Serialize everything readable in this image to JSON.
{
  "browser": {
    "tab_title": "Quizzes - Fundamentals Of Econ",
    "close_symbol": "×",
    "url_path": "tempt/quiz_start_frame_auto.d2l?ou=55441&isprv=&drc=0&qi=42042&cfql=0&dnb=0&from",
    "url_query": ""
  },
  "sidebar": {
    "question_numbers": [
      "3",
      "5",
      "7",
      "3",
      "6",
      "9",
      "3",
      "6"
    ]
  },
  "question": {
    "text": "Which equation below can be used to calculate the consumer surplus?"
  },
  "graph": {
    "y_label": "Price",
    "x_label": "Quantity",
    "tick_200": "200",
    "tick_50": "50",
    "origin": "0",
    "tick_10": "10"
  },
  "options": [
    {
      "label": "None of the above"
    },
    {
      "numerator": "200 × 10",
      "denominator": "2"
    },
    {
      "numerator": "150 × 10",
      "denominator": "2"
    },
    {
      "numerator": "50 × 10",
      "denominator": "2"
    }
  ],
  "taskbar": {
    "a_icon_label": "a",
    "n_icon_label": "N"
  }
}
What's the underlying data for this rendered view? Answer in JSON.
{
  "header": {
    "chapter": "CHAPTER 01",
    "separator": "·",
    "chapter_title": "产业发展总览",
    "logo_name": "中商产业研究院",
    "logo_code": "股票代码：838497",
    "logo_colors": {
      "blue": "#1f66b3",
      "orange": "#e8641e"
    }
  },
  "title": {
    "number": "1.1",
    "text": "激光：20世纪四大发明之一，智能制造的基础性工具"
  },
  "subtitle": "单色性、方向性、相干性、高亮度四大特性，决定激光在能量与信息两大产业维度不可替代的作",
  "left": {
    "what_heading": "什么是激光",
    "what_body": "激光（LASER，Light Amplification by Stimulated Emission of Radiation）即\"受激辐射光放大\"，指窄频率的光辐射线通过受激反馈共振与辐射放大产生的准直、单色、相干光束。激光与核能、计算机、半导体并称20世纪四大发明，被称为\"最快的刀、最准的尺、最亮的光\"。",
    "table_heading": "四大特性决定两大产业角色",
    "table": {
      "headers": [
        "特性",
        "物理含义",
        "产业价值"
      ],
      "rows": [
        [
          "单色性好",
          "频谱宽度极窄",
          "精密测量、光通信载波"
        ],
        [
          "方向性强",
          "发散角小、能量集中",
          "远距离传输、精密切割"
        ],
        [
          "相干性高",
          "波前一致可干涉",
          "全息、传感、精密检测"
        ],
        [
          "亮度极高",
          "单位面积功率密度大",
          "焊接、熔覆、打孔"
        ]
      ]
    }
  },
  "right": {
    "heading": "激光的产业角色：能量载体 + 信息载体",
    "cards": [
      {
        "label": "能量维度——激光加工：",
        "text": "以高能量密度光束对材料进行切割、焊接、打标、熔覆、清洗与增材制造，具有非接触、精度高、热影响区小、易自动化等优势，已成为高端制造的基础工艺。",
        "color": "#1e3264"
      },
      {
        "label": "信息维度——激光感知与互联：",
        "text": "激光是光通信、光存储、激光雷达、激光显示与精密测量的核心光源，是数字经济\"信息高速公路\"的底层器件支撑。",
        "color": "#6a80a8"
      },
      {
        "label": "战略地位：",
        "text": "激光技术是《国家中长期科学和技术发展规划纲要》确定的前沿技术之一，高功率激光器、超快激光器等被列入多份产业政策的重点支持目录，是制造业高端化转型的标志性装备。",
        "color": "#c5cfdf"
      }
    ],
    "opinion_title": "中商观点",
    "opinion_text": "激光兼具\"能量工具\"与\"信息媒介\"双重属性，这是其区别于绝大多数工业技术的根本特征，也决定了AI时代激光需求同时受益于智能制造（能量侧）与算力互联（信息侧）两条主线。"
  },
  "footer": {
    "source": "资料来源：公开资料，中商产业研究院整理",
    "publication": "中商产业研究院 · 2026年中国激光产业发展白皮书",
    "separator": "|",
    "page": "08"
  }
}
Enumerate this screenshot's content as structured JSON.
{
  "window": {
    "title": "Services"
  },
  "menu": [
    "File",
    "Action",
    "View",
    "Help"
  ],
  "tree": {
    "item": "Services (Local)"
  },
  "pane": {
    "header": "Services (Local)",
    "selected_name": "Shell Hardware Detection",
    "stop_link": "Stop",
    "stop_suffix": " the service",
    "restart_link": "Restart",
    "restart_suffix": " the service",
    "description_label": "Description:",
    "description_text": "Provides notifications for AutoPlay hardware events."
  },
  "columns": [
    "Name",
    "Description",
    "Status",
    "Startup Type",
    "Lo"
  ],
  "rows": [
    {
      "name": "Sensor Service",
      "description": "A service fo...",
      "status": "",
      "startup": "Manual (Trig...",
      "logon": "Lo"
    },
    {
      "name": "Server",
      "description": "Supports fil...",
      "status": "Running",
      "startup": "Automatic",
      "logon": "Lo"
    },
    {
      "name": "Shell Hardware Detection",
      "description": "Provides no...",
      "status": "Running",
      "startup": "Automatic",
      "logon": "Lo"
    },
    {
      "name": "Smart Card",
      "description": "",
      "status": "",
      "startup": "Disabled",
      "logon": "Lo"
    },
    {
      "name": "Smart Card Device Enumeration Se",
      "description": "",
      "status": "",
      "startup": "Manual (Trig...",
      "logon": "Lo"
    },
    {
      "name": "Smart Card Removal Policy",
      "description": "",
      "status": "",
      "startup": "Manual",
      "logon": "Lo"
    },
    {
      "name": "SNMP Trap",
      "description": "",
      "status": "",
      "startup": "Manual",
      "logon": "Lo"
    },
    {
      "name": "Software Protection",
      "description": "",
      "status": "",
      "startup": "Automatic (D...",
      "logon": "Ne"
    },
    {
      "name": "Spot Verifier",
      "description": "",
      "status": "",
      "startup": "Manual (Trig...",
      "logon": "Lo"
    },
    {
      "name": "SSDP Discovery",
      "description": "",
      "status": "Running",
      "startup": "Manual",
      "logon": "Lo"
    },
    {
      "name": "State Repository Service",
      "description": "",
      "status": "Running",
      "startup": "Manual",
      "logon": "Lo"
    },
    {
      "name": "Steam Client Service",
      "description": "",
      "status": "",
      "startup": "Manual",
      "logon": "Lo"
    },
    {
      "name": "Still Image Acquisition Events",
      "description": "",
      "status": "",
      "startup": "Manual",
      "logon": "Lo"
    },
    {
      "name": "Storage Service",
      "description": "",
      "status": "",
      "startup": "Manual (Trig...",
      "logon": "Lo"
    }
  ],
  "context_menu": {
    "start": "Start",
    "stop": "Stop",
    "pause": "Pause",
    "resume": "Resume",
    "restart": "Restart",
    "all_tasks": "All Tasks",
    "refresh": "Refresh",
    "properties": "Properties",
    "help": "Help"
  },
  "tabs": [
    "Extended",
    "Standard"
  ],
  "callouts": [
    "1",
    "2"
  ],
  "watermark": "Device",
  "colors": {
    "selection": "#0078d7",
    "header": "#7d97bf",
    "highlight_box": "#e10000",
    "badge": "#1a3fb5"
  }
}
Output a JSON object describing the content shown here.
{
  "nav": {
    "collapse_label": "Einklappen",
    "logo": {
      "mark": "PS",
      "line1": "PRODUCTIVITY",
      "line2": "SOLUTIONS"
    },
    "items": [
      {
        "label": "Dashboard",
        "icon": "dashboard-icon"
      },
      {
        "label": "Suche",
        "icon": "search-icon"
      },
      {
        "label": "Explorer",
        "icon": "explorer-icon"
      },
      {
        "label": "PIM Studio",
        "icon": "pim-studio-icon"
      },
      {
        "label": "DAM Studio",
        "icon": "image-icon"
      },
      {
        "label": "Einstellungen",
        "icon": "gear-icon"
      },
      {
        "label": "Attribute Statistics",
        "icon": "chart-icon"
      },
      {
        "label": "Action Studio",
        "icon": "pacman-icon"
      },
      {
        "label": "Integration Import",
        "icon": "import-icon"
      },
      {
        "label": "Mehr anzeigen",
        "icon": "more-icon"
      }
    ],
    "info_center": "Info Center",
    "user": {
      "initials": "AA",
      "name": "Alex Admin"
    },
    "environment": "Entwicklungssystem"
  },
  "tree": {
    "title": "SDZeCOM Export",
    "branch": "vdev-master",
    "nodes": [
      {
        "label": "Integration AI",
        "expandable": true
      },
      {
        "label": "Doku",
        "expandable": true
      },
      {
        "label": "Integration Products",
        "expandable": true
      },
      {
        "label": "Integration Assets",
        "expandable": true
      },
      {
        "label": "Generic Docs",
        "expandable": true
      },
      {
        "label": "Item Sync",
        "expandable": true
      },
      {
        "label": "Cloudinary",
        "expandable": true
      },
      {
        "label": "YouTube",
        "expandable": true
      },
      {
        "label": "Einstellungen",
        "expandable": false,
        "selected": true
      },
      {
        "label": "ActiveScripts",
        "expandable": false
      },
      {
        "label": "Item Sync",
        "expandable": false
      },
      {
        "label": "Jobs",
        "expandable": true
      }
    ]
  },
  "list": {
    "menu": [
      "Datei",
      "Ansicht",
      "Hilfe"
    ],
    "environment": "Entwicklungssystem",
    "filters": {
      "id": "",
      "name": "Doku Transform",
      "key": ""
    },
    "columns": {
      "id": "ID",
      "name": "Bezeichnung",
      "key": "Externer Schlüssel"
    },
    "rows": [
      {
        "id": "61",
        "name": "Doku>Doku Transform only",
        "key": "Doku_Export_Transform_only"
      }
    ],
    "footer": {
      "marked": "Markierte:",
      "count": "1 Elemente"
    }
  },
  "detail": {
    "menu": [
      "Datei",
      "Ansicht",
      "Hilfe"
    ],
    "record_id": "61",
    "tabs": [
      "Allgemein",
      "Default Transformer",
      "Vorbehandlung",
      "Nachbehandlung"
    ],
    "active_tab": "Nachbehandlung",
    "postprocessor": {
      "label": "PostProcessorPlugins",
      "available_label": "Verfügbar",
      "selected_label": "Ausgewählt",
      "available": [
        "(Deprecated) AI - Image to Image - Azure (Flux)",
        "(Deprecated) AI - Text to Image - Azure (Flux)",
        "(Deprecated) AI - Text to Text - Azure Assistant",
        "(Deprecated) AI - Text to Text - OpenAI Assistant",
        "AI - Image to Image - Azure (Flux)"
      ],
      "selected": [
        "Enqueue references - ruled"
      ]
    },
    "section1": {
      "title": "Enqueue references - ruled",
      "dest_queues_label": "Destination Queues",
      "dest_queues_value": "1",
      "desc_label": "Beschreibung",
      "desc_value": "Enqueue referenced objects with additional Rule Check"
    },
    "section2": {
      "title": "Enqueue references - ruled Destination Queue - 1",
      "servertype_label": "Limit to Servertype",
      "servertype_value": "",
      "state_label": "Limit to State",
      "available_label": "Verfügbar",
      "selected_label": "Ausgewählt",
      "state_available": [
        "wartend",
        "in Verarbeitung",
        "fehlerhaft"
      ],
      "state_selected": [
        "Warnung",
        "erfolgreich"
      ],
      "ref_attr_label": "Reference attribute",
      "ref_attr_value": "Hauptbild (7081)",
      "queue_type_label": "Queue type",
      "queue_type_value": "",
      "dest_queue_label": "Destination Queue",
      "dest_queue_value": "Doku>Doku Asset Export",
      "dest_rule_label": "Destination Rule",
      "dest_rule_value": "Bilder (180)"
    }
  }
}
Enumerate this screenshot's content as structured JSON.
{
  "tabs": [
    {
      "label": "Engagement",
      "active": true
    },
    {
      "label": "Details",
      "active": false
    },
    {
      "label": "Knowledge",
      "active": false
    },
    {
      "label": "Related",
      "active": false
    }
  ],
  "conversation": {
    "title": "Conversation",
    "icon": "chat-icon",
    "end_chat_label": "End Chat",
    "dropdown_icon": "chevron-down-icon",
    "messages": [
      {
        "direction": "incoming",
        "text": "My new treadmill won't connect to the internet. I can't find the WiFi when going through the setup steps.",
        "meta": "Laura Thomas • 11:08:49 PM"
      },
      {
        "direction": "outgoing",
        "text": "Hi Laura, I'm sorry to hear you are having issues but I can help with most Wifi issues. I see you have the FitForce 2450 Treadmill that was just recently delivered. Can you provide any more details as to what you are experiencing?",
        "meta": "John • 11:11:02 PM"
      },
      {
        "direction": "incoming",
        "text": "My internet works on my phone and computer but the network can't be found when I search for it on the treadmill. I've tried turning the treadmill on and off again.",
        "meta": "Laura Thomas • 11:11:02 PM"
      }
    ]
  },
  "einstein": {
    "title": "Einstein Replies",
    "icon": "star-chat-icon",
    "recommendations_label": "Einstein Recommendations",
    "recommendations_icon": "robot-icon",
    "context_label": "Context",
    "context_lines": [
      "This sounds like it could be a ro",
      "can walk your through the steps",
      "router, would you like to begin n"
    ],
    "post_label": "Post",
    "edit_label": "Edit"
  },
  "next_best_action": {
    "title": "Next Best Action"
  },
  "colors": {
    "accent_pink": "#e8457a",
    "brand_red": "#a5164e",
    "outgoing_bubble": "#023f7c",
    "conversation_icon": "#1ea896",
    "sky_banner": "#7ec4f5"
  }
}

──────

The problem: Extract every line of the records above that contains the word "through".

Exercise output:
        "text": "My new treadmill won't connect to the internet. I can't find the WiFi when going through the setup steps.",
      "can walk your through the steps",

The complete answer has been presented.